* **Work task**
Look through the lines below and copy each one that includes "Hello".

* **Excerpted data**
====
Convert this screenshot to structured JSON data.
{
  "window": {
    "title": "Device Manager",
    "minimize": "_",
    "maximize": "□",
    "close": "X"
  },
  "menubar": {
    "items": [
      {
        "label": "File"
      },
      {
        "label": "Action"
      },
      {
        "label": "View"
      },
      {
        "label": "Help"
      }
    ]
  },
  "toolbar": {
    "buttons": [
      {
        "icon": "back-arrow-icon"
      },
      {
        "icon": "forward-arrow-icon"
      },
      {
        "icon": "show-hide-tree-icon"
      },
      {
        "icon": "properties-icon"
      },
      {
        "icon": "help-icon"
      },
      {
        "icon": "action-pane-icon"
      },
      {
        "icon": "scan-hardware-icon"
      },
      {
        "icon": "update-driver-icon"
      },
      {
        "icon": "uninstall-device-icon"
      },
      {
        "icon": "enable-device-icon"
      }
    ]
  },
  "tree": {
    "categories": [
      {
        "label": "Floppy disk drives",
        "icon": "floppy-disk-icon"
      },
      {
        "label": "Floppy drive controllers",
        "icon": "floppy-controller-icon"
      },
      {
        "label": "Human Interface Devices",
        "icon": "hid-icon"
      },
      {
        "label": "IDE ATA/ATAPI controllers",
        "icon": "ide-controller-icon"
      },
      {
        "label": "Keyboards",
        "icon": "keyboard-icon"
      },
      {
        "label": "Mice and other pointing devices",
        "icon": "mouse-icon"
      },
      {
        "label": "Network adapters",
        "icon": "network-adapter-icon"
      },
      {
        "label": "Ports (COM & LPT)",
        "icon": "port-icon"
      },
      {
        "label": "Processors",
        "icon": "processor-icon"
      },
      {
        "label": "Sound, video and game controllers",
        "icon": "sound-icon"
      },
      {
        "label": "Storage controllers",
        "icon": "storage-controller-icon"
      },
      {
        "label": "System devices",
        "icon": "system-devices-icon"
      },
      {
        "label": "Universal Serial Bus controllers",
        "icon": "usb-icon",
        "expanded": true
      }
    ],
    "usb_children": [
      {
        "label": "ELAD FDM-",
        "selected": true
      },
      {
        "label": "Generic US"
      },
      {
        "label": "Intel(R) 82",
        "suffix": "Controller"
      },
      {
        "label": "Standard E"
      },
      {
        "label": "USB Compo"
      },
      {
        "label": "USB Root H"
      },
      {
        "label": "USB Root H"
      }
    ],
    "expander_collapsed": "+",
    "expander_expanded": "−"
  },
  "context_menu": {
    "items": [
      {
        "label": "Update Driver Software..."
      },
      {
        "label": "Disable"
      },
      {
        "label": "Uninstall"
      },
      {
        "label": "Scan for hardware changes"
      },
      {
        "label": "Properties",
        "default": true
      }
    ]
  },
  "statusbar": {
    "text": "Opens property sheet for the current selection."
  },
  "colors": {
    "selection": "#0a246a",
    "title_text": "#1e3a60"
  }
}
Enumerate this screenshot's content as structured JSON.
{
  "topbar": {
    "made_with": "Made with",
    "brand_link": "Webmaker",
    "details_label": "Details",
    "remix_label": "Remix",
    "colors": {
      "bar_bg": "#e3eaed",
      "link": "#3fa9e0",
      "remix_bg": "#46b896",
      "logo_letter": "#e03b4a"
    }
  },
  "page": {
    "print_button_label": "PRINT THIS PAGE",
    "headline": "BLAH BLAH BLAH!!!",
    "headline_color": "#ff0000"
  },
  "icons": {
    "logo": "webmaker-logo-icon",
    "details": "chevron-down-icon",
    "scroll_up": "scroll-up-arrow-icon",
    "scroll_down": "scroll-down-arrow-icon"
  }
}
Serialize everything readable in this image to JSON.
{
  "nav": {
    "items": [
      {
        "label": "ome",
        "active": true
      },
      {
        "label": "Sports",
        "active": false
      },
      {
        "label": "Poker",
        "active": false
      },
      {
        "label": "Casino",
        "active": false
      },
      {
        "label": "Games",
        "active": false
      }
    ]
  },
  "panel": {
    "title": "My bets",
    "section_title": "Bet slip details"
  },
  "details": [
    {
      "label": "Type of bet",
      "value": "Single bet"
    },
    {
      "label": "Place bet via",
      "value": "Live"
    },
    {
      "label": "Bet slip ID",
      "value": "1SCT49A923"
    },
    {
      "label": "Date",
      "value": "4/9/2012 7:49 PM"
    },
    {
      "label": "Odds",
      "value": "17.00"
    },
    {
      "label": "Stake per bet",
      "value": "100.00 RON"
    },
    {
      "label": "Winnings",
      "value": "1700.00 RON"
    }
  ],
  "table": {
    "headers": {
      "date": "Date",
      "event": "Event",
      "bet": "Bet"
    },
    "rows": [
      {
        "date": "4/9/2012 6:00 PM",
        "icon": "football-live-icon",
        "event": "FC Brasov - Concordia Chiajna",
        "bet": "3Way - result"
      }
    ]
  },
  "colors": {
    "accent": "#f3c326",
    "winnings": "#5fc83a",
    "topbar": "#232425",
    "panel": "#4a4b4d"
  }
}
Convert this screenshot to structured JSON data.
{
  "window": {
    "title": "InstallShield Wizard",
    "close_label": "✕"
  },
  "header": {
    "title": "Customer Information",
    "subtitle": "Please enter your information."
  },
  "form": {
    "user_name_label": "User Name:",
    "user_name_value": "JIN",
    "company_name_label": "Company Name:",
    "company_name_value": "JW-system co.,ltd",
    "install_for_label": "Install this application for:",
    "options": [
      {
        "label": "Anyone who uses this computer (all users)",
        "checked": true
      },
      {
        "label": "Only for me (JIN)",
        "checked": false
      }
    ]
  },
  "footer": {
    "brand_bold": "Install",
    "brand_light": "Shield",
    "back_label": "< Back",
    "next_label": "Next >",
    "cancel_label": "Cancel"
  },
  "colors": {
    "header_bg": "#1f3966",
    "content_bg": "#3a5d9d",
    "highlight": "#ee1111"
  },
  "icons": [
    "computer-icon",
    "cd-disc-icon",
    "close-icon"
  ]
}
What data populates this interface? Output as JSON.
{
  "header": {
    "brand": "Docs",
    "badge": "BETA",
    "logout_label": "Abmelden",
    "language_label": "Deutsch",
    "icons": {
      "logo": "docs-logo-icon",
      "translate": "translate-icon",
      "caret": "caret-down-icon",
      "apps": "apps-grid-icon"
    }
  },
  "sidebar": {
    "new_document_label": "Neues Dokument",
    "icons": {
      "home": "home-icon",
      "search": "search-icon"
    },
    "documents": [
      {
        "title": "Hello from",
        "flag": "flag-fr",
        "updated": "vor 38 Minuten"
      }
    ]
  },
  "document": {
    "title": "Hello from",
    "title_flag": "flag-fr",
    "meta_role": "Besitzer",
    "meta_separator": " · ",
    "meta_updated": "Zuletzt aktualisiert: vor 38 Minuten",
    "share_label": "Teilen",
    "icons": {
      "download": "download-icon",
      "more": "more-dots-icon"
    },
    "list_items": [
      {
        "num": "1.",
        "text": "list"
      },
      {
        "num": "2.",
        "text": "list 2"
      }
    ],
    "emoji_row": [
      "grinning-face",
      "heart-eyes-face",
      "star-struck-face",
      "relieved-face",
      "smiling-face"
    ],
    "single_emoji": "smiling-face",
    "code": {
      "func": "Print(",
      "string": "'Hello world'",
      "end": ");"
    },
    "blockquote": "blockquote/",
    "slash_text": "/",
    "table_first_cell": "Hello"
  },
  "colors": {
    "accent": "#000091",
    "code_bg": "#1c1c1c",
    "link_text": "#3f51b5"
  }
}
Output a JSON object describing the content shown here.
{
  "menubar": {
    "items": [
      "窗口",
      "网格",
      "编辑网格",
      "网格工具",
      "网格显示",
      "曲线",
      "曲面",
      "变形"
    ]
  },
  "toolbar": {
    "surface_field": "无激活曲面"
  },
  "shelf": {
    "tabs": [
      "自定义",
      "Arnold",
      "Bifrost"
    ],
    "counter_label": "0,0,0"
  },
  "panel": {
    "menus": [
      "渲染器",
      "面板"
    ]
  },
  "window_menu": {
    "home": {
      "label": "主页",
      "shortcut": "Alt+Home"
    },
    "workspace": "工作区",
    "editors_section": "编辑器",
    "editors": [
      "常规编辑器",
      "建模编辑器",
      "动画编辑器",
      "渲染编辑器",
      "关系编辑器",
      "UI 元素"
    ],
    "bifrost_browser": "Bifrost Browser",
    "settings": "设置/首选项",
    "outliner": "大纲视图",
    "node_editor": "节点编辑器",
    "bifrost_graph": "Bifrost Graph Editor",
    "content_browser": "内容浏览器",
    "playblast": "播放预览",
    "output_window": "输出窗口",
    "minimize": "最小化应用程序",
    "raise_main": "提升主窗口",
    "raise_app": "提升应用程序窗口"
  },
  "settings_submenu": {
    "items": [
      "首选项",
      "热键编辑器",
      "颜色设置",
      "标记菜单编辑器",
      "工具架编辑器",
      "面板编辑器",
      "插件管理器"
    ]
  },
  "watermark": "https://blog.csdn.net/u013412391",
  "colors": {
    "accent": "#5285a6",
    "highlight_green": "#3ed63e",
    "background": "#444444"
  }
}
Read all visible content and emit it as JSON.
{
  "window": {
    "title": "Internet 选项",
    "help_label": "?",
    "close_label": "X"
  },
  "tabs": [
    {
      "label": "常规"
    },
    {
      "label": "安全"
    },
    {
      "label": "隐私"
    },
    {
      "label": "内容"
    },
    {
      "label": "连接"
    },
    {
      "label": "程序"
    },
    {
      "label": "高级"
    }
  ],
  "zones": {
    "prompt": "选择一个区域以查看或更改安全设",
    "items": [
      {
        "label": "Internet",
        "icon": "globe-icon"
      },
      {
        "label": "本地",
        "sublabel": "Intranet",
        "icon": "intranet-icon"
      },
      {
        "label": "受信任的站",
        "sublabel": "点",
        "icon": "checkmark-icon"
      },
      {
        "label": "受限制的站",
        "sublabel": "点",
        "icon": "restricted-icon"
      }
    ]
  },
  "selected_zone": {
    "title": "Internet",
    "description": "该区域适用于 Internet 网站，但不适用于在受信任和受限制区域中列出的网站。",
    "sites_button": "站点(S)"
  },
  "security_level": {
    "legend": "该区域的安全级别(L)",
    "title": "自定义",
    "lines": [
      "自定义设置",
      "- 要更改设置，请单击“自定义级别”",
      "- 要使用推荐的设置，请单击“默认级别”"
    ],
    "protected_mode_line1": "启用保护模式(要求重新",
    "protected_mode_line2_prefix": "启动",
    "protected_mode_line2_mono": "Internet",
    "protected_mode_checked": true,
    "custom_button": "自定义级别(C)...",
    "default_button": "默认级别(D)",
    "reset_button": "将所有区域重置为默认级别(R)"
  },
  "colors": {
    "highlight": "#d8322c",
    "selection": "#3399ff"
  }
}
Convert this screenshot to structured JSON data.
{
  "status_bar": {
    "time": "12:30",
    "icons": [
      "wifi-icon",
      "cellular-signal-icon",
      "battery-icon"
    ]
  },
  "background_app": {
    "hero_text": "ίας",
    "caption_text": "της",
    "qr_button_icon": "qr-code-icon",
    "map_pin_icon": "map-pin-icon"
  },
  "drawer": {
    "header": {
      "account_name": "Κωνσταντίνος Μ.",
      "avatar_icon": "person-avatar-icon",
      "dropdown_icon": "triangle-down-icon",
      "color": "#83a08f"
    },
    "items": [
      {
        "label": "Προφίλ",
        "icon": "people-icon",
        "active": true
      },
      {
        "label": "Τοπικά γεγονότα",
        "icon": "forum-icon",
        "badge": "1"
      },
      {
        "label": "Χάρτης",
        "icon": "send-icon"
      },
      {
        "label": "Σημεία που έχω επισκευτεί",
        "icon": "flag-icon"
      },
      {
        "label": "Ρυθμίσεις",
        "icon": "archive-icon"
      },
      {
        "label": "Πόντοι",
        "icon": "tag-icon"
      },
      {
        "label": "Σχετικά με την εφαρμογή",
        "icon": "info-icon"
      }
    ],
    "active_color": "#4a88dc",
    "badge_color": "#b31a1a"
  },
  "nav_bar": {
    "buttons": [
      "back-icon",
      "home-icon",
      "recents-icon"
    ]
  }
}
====
* **Task result**
        "title": "Hello from",
    "title": "Hello from",
      "string": "'Hello world'",
    "table_first_cell": "Hello"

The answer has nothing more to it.